What Is a Casino?

A casino is a gambling establishment that offers customers the opportunity to gamble by playing games of chance or skill. A large variety of games may be found at a casino, including poker, blackjack, slots and video poker. Many casinos also offer live entertainment and sports betting.

Something about gambling (maybe the potential for huge jackpots) seems to encourage people to try to cheat or scam their way into a win, so casinos have to devote a lot of time and money to security. Elaborate surveillance systems offer a high-tech “eye-in-the-sky” that allows security workers to watch every table, window and doorway at the same time, as well as adjust cameras to focus on suspicious patrons. In addition, the routines of casino games create patterns that are easy for security personnel to detect when someone deviates from them.

Despite their differences, casino games all have one thing in common: the house always wins. The built-in advantage that a casino has over its patrons is called the house edge or expected value, and it can be very small, but over millions of bets it adds up to a substantial profit. The casino earns this advantage by charging a commission on bets, known as the vig or rake, or by taking a percentage of winnings from players on some games, such as blackjack and video poker.
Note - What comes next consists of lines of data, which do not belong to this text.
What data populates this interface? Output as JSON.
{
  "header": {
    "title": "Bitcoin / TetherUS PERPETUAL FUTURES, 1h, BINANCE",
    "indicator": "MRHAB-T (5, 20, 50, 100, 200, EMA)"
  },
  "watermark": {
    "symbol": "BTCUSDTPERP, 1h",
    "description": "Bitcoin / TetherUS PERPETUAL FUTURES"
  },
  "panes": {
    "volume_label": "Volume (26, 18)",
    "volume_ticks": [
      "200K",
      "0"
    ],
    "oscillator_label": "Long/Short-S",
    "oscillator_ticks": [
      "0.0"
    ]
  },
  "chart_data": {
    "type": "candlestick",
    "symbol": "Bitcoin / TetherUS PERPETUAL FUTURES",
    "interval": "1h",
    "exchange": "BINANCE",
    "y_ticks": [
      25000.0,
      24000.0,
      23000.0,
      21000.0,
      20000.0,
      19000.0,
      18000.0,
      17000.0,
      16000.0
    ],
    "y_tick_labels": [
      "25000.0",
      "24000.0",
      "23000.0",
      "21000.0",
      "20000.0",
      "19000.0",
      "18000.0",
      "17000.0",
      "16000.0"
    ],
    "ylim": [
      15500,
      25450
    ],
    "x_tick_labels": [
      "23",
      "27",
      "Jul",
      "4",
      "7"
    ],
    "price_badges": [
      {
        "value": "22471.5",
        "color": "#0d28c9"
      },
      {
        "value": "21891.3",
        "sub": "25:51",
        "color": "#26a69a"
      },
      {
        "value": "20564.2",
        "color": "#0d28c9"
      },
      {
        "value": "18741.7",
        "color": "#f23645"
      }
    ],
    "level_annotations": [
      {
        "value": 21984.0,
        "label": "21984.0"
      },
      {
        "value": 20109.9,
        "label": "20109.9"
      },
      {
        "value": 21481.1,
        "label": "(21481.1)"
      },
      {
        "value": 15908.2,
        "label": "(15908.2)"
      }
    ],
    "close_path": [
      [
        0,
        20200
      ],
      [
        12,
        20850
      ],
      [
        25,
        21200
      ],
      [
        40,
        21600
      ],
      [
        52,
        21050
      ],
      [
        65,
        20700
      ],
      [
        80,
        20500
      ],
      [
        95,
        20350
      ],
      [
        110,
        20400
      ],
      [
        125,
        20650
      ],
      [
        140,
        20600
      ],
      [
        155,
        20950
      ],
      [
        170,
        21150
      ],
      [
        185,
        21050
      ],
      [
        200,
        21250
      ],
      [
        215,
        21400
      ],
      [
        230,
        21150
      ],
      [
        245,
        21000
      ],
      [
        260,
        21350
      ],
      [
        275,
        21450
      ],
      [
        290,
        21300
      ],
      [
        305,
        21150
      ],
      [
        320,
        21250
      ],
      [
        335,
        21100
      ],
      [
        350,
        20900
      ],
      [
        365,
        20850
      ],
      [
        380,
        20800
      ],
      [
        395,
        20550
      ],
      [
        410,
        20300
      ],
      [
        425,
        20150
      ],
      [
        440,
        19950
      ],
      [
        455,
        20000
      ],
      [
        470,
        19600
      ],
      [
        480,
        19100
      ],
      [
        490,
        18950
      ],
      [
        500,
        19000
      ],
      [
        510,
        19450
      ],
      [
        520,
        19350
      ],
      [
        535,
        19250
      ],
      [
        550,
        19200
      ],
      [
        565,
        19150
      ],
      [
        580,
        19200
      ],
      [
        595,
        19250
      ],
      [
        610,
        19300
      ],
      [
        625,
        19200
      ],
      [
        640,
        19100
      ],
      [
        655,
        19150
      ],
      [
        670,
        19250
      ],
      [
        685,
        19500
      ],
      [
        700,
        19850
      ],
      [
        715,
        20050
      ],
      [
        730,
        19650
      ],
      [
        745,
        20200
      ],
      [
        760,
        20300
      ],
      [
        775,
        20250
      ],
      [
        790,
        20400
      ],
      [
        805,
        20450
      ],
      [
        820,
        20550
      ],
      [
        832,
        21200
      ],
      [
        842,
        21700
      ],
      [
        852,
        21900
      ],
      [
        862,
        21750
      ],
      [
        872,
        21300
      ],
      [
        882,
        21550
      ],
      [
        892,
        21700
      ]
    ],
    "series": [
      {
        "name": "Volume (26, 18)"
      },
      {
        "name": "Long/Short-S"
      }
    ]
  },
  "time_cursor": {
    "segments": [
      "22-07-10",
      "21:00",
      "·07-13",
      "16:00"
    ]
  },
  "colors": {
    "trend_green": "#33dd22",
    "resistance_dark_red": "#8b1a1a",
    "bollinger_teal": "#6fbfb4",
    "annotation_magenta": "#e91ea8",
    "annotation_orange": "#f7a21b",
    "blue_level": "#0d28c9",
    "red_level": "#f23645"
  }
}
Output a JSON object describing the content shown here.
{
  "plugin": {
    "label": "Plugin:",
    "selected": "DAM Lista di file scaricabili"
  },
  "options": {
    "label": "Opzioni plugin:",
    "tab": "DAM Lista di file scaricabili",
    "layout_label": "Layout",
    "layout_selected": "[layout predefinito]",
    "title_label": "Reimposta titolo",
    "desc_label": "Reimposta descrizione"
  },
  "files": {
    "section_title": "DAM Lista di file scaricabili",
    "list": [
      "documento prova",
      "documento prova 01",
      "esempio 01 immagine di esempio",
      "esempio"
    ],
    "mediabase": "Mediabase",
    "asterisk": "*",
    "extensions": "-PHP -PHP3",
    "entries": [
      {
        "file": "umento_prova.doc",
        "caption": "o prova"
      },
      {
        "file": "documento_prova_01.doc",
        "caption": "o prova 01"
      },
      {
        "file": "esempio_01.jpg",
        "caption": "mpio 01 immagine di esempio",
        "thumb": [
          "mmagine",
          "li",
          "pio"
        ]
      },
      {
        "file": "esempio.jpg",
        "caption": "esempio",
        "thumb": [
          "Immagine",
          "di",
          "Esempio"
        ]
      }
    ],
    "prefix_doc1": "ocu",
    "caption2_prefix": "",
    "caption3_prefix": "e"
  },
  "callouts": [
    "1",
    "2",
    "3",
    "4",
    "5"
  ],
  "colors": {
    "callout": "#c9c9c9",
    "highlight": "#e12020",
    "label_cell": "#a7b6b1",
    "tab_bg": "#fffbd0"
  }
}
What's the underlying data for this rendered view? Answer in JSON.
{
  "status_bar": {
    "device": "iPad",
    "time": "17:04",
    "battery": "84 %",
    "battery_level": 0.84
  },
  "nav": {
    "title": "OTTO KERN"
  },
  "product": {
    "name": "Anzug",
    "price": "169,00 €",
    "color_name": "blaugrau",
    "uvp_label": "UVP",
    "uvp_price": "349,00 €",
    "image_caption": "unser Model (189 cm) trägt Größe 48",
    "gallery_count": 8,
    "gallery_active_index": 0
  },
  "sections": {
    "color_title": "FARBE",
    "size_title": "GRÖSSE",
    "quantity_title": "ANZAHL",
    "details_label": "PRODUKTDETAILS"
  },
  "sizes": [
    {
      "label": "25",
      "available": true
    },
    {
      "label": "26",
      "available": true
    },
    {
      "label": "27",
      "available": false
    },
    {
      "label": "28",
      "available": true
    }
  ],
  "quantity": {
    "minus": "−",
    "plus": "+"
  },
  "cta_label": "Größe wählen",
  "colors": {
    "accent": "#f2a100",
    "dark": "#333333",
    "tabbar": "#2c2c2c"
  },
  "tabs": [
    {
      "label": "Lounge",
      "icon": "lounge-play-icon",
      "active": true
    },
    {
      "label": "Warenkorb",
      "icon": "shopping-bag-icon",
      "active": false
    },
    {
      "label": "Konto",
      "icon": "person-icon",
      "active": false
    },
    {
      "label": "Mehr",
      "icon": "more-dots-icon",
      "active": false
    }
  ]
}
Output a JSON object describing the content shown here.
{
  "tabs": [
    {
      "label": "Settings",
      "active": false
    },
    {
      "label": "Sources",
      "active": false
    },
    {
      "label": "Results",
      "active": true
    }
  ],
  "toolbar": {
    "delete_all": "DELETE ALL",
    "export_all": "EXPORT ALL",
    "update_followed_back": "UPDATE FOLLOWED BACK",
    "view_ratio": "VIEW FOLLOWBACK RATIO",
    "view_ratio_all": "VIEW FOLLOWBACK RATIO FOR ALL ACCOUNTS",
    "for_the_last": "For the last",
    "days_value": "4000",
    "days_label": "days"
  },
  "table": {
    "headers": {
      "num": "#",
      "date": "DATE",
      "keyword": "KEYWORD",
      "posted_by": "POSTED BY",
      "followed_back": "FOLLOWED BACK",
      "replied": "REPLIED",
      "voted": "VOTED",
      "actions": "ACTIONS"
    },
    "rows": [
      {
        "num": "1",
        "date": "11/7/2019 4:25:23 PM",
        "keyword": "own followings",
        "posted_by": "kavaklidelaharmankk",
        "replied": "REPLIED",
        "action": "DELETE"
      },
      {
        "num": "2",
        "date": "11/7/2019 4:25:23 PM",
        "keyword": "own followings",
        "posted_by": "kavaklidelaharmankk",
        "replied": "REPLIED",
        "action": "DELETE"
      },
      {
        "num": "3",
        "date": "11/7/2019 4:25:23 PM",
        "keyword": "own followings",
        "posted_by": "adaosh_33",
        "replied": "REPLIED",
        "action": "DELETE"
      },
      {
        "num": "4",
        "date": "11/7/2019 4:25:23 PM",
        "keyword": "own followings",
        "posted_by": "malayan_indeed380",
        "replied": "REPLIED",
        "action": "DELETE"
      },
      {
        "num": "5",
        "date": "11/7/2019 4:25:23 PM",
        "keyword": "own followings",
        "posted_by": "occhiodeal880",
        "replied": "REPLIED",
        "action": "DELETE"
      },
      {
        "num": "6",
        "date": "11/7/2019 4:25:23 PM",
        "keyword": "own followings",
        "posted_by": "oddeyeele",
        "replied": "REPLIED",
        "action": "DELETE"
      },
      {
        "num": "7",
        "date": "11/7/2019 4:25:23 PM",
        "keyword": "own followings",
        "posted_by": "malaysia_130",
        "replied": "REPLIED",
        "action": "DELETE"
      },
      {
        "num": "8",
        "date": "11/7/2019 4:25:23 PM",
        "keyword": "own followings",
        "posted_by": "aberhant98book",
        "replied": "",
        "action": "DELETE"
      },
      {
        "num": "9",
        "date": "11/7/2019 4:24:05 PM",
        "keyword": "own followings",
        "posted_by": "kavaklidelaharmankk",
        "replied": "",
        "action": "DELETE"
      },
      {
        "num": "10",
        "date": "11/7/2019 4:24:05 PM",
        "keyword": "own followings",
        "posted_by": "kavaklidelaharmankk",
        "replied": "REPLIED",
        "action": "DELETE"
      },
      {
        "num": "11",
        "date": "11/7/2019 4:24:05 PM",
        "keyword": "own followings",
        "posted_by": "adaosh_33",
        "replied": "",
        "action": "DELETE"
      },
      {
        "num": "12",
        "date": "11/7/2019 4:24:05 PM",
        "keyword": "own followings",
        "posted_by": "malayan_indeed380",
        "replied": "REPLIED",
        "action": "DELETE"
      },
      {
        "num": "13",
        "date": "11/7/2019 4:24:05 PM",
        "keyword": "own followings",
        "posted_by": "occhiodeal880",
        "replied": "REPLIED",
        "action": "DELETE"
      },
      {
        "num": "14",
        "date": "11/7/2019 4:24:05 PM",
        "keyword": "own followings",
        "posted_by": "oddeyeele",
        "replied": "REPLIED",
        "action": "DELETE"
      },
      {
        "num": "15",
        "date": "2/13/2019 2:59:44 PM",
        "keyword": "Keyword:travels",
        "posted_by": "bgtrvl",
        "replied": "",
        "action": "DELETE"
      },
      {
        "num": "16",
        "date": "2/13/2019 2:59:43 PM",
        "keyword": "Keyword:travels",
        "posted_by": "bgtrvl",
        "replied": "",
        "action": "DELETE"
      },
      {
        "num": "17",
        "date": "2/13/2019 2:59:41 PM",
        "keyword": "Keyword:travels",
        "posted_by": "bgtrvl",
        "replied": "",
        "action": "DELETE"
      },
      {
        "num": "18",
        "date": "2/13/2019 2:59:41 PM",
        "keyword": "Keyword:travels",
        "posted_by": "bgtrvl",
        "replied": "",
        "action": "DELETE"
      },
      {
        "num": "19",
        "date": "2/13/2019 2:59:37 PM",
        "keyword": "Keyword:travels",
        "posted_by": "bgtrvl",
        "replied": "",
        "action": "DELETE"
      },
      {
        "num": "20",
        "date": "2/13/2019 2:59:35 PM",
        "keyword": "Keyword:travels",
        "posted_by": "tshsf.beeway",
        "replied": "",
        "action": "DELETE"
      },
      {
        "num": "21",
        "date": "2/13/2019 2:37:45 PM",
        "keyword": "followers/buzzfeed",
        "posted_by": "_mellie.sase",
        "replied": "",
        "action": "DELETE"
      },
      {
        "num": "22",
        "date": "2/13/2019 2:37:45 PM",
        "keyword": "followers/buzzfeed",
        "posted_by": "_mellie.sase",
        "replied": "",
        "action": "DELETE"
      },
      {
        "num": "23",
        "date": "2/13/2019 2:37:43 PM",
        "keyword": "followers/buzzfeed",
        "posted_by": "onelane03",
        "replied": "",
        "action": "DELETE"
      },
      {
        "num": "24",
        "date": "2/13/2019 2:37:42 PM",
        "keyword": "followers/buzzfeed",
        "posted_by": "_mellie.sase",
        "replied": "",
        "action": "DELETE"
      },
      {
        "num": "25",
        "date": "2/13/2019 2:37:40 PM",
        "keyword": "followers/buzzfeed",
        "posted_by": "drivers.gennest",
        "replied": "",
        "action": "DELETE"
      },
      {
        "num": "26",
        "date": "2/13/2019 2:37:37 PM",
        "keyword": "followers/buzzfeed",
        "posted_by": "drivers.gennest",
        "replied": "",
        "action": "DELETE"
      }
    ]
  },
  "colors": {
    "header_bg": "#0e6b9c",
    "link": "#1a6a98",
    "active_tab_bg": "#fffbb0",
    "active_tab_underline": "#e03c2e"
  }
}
In the early 1900s, casino owners realized that they could capitalize on Nevada’s reputation for legal gambling and draw visitors from across the United States. The casinos became a major source of income for the state and eventually attracted mobster money, which helped give them a less-than-savory image.